And this is the type of thing America wants in its health care system, to come between you and your doctor (who has changed from being "your" doctor to being "the community's" doctor)?! This is what you want to pay for at ever mounting prices?
Here's a proposition: your "broken" health system may be far better than you think, certainly than the Europeans ones that you laud so much (and that Europeans laud endlessly — and selv-servingly)…
As for the 1850s, you are correct, of course, to say that the Republicans were honorable as well as nation-oriented.
However… that is not how they were treated!
Look at how Republicans, or Tea Partiers, are treated today — as the ridiculous, despicable, mindless human beings whose condemnation is without the shadow of a doubt warranted; you might even go as far as calling people such as them reptiles (in fact, that is how James Carville described the Republicans in 2010). They are so despicable that Obama is willing to talk to people such as Medvedev (I will have "more flexibility" after the election), and Putin, and Iran's leaders, Venezuela's caudillo, easily, but to the Republicans he — and for this he is praised — will not give an inch. They are too despicable for him — for America — for the world. (No "flexibility" for people such as them!)
Well, guess what: that is exactly how Republicans were treated in the 1850s…
It went so far that one prominent frontier lawyer had this to say in 1860, as he told supporters how he would speak to the party's adversaries, in the Democrat Party as well as in the South, assuming they were willing to listen:
…when you speak of us Republicans, you do so only to denounce us as reptiles, or, at the best, as no better than outlaws. You will grant a hearing to pirates or murderers, but nothing like it to [Republicans]. In all your contentions with one another, each of you deems an unconditional condemnation of [Republicanism] as the first thing to be attended to.Abraham Lincoln — for it was he — added:
Indeed, such condemnation of us seems to be an indispensable prerequisite — license, so to speak — among you to be admitted or permitted to speak at all.

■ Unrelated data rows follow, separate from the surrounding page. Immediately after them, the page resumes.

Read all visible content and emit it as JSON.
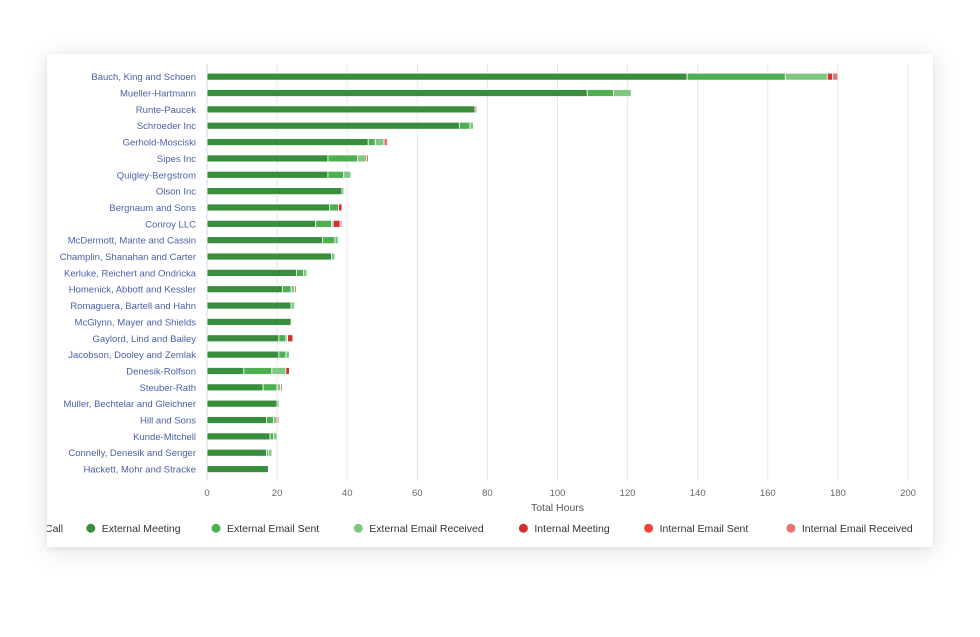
{
  "chart_data": {
    "type": "bar",
    "orientation": "horizontal",
    "stacked": true,
    "title": "",
    "xlabel": "Total Hours",
    "ylabel": "",
    "xlim": [
      0,
      200
    ],
    "xticks": [
      0,
      20,
      40,
      60,
      80,
      100,
      120,
      140,
      160,
      180,
      200
    ],
    "grid": true,
    "legend_position": "bottom",
    "categories": [
      "Bauch, King and Schoen",
      "Mueller-Hartmann",
      "Runte-Paucek",
      "Schroeder Inc",
      "Gerhold-Mosciski",
      "Sipes Inc",
      "Quigley-Bergstrom",
      "Olson Inc",
      "Bergnaum and Sons",
      "Conroy LLC",
      "McDermott, Mante and Cassin",
      "Champlin, Shanahan and Carter",
      "Kerluke, Reichert and Ondricka",
      "Homenick, Abbott and Kessler",
      "Romaguera, Bartell and Hahn",
      "McGlynn, Mayer and Shields",
      "Gaylord, Lind and Bailey",
      "Jacobson, Dooley and Zemlak",
      "Denesik-Rolfson",
      "Steuber-Rath",
      "Muller, Bechtelar and Gleichner",
      "Hill and Sons",
      "Kunde-Mitchell",
      "Connelly, Denesik and Senger",
      "Hackett, Mohr and Stracke"
    ],
    "series": [
      {
        "name": "Call",
        "color": "#1b5e20",
        "values": [
          0,
          0,
          0,
          0,
          0,
          0,
          0,
          0,
          0,
          0,
          0,
          0,
          0,
          0,
          0,
          0,
          0,
          0,
          0,
          0,
          0,
          0,
          0,
          0,
          0
        ]
      },
      {
        "name": "External Meeting",
        "color": "#388e3c",
        "values": [
          137,
          108.5,
          76.5,
          72,
          46,
          34.5,
          34.5,
          38.5,
          35,
          31,
          33,
          35.5,
          25.5,
          21.5,
          24,
          24,
          20.5,
          20.5,
          10.5,
          16,
          20,
          17,
          18,
          17,
          17.5
        ]
      },
      {
        "name": "External Email Sent",
        "color": "#4caf50",
        "values": [
          28,
          7.5,
          0,
          3,
          2,
          8.5,
          4.5,
          0.5,
          2.5,
          4.5,
          3.5,
          0,
          2,
          2.5,
          0,
          0,
          2,
          2,
          8,
          4,
          0.5,
          2,
          1,
          0.5,
          0
        ]
      },
      {
        "name": "External Email Received",
        "color": "#81c784",
        "values": [
          12,
          5,
          0,
          1,
          2.5,
          2.5,
          2,
          0,
          0,
          0.5,
          1,
          1,
          1,
          1,
          1,
          0,
          0.5,
          1,
          4,
          1,
          0,
          1,
          1,
          1,
          0
        ]
      },
      {
        "name": "Internal Meeting",
        "color": "#d32f2f",
        "values": [
          1.5,
          0,
          0,
          0,
          0,
          0,
          0,
          0,
          1,
          2,
          0,
          0,
          0,
          0,
          0,
          0,
          1.5,
          0,
          1,
          0,
          0,
          0,
          0,
          0,
          0
        ]
      },
      {
        "name": "Internal Email Sent",
        "color": "#f44336",
        "values": [
          0,
          0,
          0,
          0,
          0,
          0.5,
          0,
          0,
          0,
          0,
          0,
          0,
          0,
          0,
          0,
          0,
          0,
          0,
          0,
          0,
          0,
          0,
          0,
          0,
          0
        ]
      },
      {
        "name": "Internal Email Received",
        "color": "#e57373",
        "values": [
          1.5,
          0,
          0.5,
          0,
          1,
          0,
          0,
          0,
          0,
          0.5,
          0,
          0,
          0,
          0.5,
          0,
          0,
          0,
          0,
          0,
          0.5,
          0,
          0.5,
          0,
          0,
          0
        ]
      }
    ]
  }
}
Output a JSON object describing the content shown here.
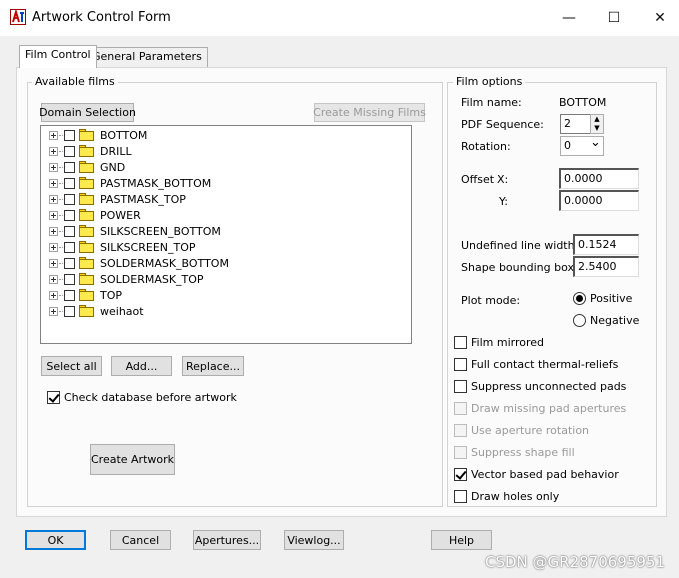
{
  "window": {
    "title": "Artwork Control Form",
    "minimize_glyph": "—",
    "maximize_glyph": "☐",
    "close_glyph": "✕"
  },
  "tabs": [
    {
      "label": "Film Control",
      "active": true
    },
    {
      "label": "General Parameters",
      "active": false
    }
  ],
  "available_films": {
    "legend": "Available films",
    "domain_button": "Domain Selection",
    "create_missing_button": "Create Missing Films",
    "films": [
      "BOTTOM",
      "DRILL",
      "GND",
      "PASTMASK_BOTTOM",
      "PASTMASK_TOP",
      "POWER",
      "SILKSCREEN_BOTTOM",
      "SILKSCREEN_TOP",
      "SOLDERMASK_BOTTOM",
      "SOLDERMASK_TOP",
      "TOP",
      "weihaot"
    ],
    "select_all_button": "Select all",
    "add_button": "Add...",
    "replace_button": "Replace...",
    "check_database_label": "Check database before artwork",
    "check_database_checked": true,
    "create_artwork_button": "Create Artwork"
  },
  "film_options": {
    "legend": "Film options",
    "film_name_label": "Film name:",
    "film_name_value": "BOTTOM",
    "pdf_sequence_label": "PDF Sequence:",
    "pdf_sequence_value": "2",
    "rotation_label": "Rotation:",
    "rotation_value": "0",
    "offset_label": "Offset",
    "offset_x_label": "X:",
    "offset_x_value": "0.0000",
    "offset_y_label": "Y:",
    "offset_y_value": "0.0000",
    "undefined_line_width_label": "Undefined line width:",
    "undefined_line_width_value": "0.1524",
    "shape_bounding_box_label": "Shape bounding box:",
    "shape_bounding_box_value": "2.5400",
    "plot_mode_label": "Plot mode:",
    "plot_mode_positive": "Positive",
    "plot_mode_negative": "Negative",
    "plot_mode_selected": "Positive",
    "checkboxes": [
      {
        "label": "Film mirrored",
        "checked": false,
        "enabled": true
      },
      {
        "label": "Full contact thermal-reliefs",
        "checked": false,
        "enabled": true
      },
      {
        "label": "Suppress unconnected pads",
        "checked": false,
        "enabled": true
      },
      {
        "label": "Draw missing pad apertures",
        "checked": false,
        "enabled": false
      },
      {
        "label": "Use aperture rotation",
        "checked": false,
        "enabled": false
      },
      {
        "label": "Suppress shape fill",
        "checked": false,
        "enabled": false
      },
      {
        "label": "Vector based pad behavior",
        "checked": true,
        "enabled": true
      },
      {
        "label": "Draw holes only",
        "checked": false,
        "enabled": true
      }
    ]
  },
  "footer": {
    "ok": "OK",
    "cancel": "Cancel",
    "apertures": "Apertures...",
    "viewlog": "Viewlog...",
    "help": "Help"
  },
  "watermark": "CSDN @GR2870695951",
  "icons": {
    "app": "artwork-app-icon",
    "folder": "folder-icon",
    "expander": "plus-box-icon",
    "spin_up": "▲",
    "spin_down": "▼",
    "dropdown": "⌄"
  }
}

Now, can you, or not, be prevailed upon to pause and to consider whether this is quite just to us, or even to yourselves?But maybe we shouldn't be too quick to deny the similarities…
Sure, you're right: many things are different from the 1850s/1860s.

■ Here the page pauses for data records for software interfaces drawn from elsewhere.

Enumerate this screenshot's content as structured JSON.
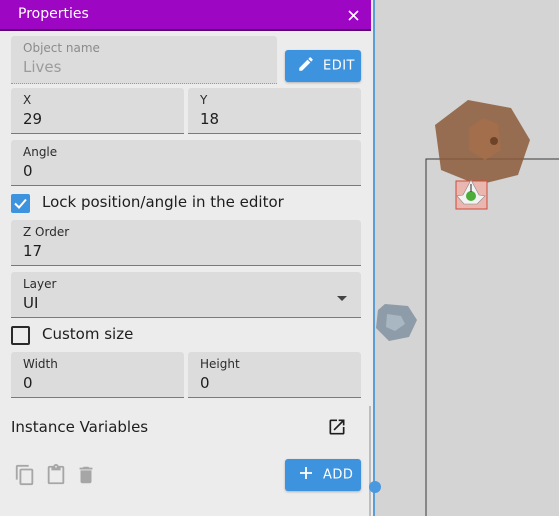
{
  "panel": {
    "title": "Properties",
    "close_icon": "close-icon"
  },
  "object_name": {
    "label": "Object name",
    "value": "Lives"
  },
  "edit_button": {
    "label": "EDIT",
    "icon": "pencil-icon"
  },
  "position": {
    "x_label": "X",
    "x_value": "29",
    "y_label": "Y",
    "y_value": "18"
  },
  "angle": {
    "label": "Angle",
    "value": "0"
  },
  "lock": {
    "label": "Lock position/angle in the editor",
    "checked": true
  },
  "z_order": {
    "label": "Z Order",
    "value": "17"
  },
  "layer": {
    "label": "Layer",
    "value": "UI"
  },
  "custom_size": {
    "label": "Custom size",
    "checked": false
  },
  "size": {
    "width_label": "Width",
    "width_value": "0",
    "height_label": "Height",
    "height_value": "0"
  },
  "instance_variables": {
    "title": "Instance Variables",
    "open_icon": "open-in-new-icon"
  },
  "toolbar": {
    "copy_icon": "copy-icon",
    "paste_icon": "paste-icon",
    "delete_icon": "delete-icon",
    "add_label": "ADD",
    "add_icon": "plus-icon"
  },
  "colors": {
    "titlebar": "#9d06c2",
    "accent": "#3d93de",
    "field_bg": "#dcdcdc",
    "panel_bg": "#ececec",
    "canvas_bg": "#d4d4d4"
  }
}
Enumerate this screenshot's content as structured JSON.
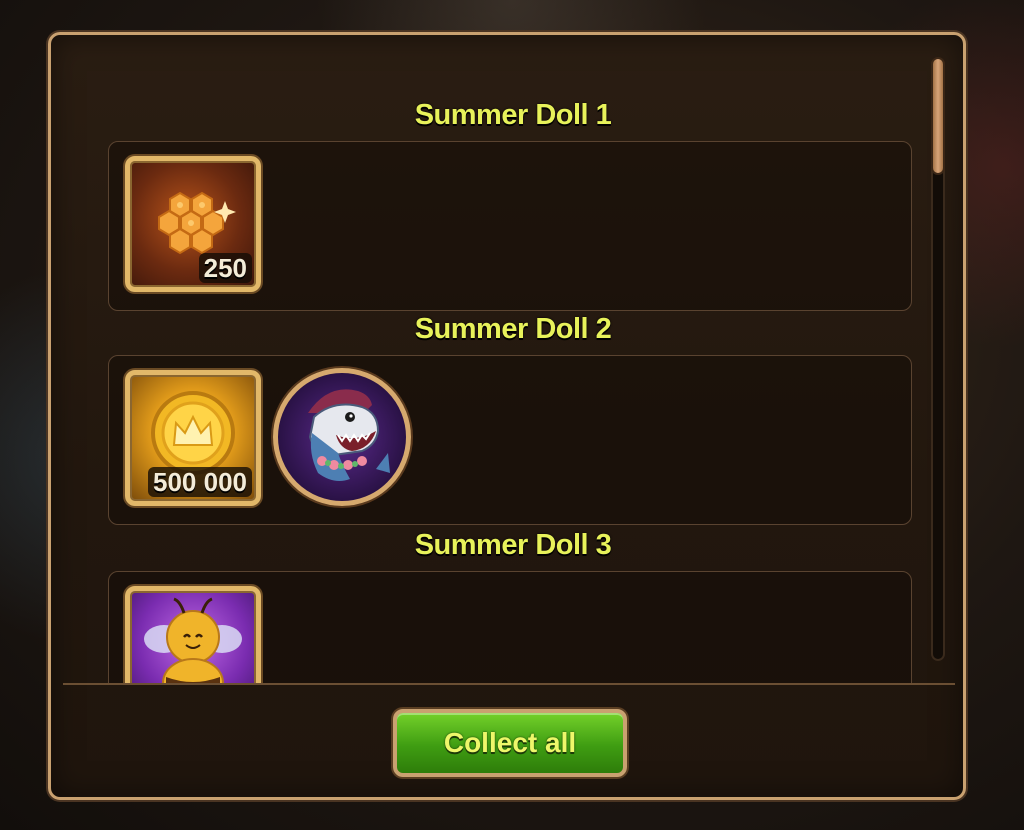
{
  "sections": [
    {
      "title": "Summer Doll 1",
      "rewards": [
        {
          "icon": "honeycomb-icon",
          "quantity": "250"
        }
      ]
    },
    {
      "title": "Summer Doll 2",
      "rewards": [
        {
          "icon": "gold-coin-icon",
          "quantity": "500 000"
        },
        {
          "icon": "shark-hero-avatar"
        }
      ]
    },
    {
      "title": "Summer Doll 3",
      "rewards": [
        {
          "icon": "bee-pet-icon"
        }
      ]
    }
  ],
  "button": {
    "label": "Collect all"
  },
  "colors": {
    "title": "#e8f25a",
    "frame": "#c9a170",
    "button": "#4ab01a"
  }
}
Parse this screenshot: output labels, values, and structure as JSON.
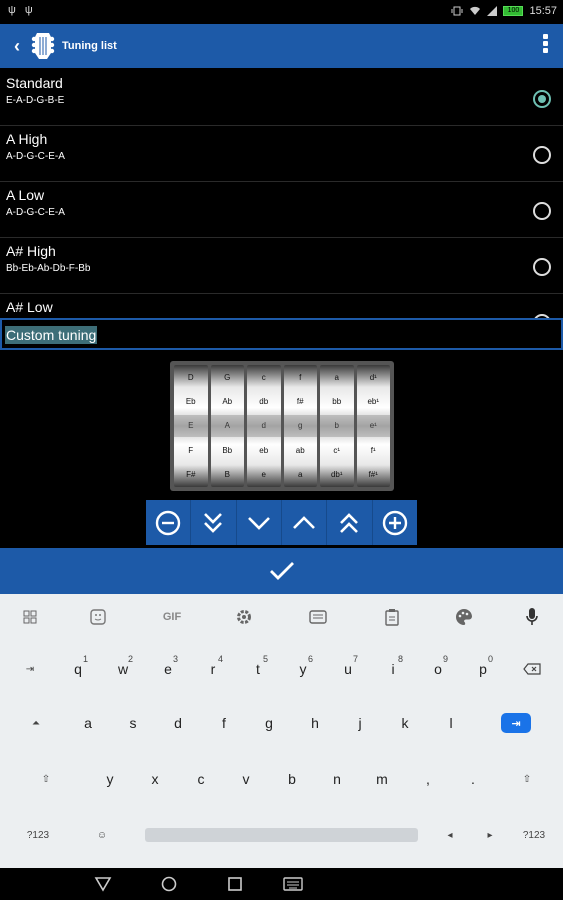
{
  "status": {
    "left_icons": "ψ ψ",
    "time": "15:57",
    "battery": "100"
  },
  "appbar": {
    "title": "Tuning list",
    "back_icon": "chevron-left-icon",
    "logo_icon": "guitar-headstock-icon",
    "menu_icon": "overflow-menu-icon"
  },
  "tunings": [
    {
      "name": "Standard",
      "notes": "E-A-D-G-B-E",
      "selected": true
    },
    {
      "name": "A High",
      "notes": "A-D-G-C-E-A",
      "selected": false
    },
    {
      "name": "A Low",
      "notes": "A-D-G-C-E-A",
      "selected": false
    },
    {
      "name": "A# High",
      "notes": "Bb-Eb-Ab-Db-F-Bb",
      "selected": false
    },
    {
      "name": "A# Low",
      "notes": "",
      "selected": false
    }
  ],
  "input": {
    "value": "Custom tuning"
  },
  "drum": {
    "columns": [
      [
        "D",
        "Eb",
        "E",
        "F",
        "F#"
      ],
      [
        "G",
        "Ab",
        "A",
        "Bb",
        "B"
      ],
      [
        "c",
        "db",
        "d",
        "eb",
        "e"
      ],
      [
        "f",
        "f#",
        "g",
        "ab",
        "a"
      ],
      [
        "a",
        "bb",
        "b",
        "c¹",
        "db¹"
      ],
      [
        "d¹",
        "eb¹",
        "e¹",
        "f¹",
        "f#¹"
      ]
    ]
  },
  "controls": [
    "minus-circle-icon",
    "double-chevron-down-icon",
    "chevron-down-icon",
    "chevron-up-icon",
    "double-chevron-up-icon",
    "plus-circle-icon"
  ],
  "keyboard": {
    "toolbar": {
      "gif": "GIF"
    },
    "row1": [
      {
        "k": "q",
        "n": "1"
      },
      {
        "k": "w",
        "n": "2"
      },
      {
        "k": "e",
        "n": "3"
      },
      {
        "k": "r",
        "n": "4"
      },
      {
        "k": "t",
        "n": "5"
      },
      {
        "k": "y",
        "n": "6"
      },
      {
        "k": "u",
        "n": "7"
      },
      {
        "k": "i",
        "n": "8"
      },
      {
        "k": "o",
        "n": "9"
      },
      {
        "k": "p",
        "n": "0"
      }
    ],
    "row2": [
      "a",
      "s",
      "d",
      "f",
      "g",
      "h",
      "j",
      "k",
      "l"
    ],
    "row3": [
      "y",
      "x",
      "c",
      "v",
      "b",
      "n",
      "m",
      ",",
      "."
    ],
    "sym_left": "?123",
    "sym_right": "?123"
  },
  "colors": {
    "primary": "#1d5aa8",
    "radio_on": "#6ec0b3",
    "key_accent": "#1a73e8"
  }
}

(Indeed, Republicans were then condemned, by Democrats North as well as South, forllll everything from hare-brained schemes to lack of respect for the status quo, through disregarding the unity of the nation (or the Union), mixing into the affairs of others, dissing the Constitution, and recklessly opposing duly-voted laws that should be regarded as the law of the land…)